── Materials provided ──

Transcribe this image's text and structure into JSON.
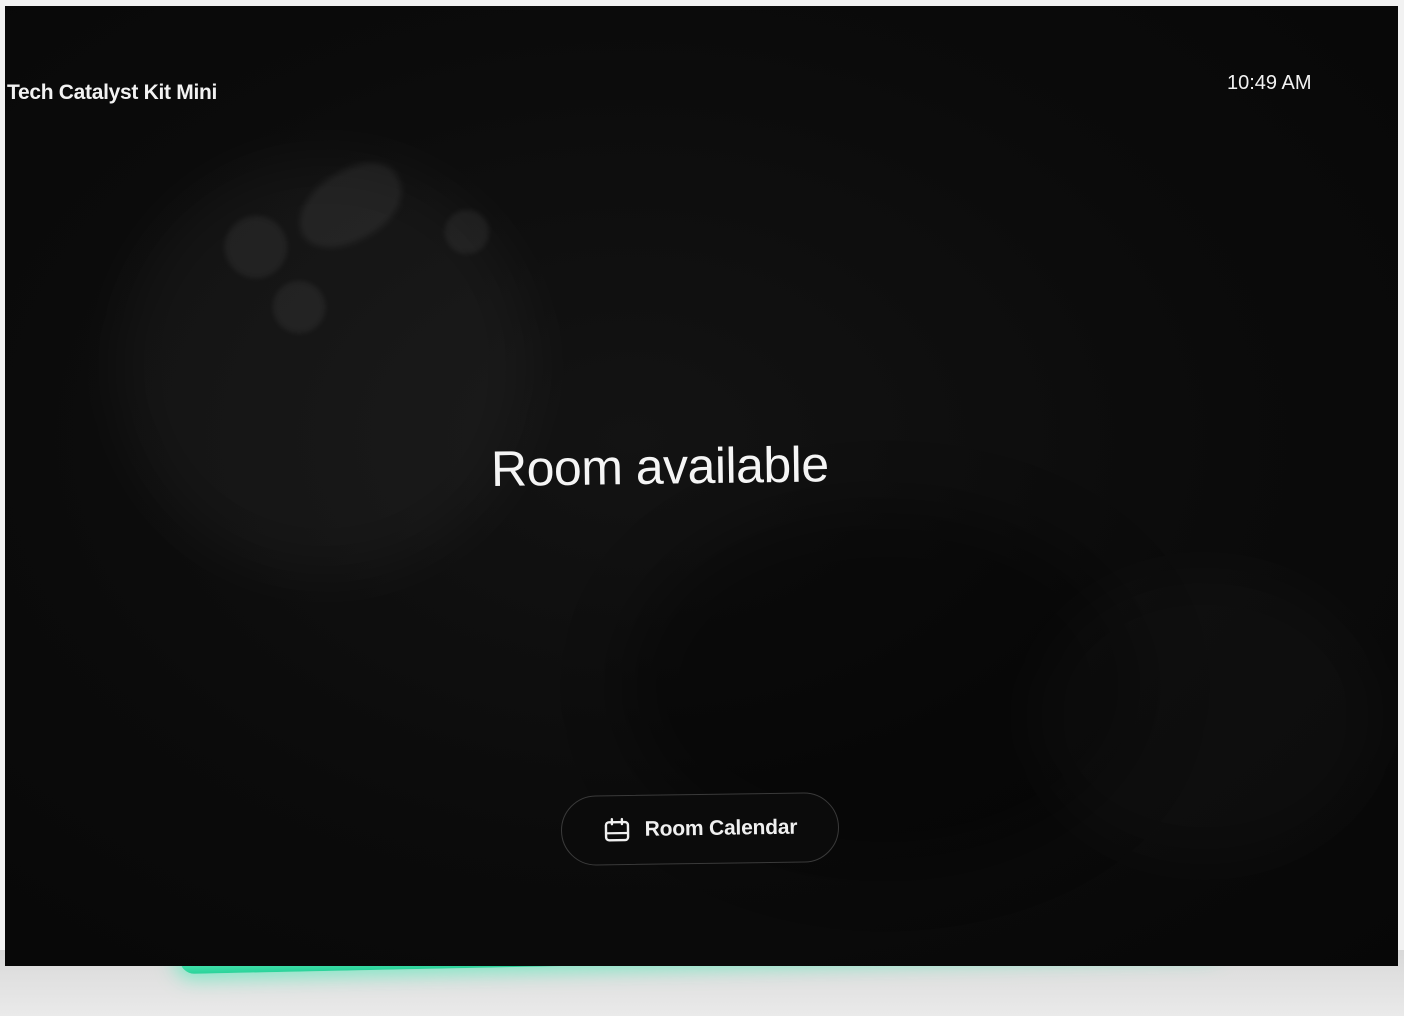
{
  "device": {
    "room_name": "Tech Catalyst Kit Mini",
    "time": "10:49 AM"
  },
  "main": {
    "status_text": "Room available"
  },
  "actions": {
    "room_calendar_label": "Room Calendar",
    "room_calendar_icon": "calendar-icon"
  },
  "colors": {
    "screen_background": "#0b0b0b",
    "text": "#f2f2f2",
    "button_border": "#3a3a3a",
    "led_strip": "#5ef2c0"
  }
}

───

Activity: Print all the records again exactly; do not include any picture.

Exercise output:
Transcribe this image's text and structure into JSON.
{
  "device": {
    "room_name": "Tech Catalyst Kit Mini",
    "time": "10:49 AM"
  },
  "main": {
    "status_text": "Room available"
  },
  "actions": {
    "room_calendar_label": "Room Calendar",
    "room_calendar_icon": "calendar-icon"
  },
  "colors": {
    "screen_background": "#0b0b0b",
    "text": "#f2f2f2",
    "button_border": "#3a3a3a",
    "led_strip": "#5ef2c0"
  }
}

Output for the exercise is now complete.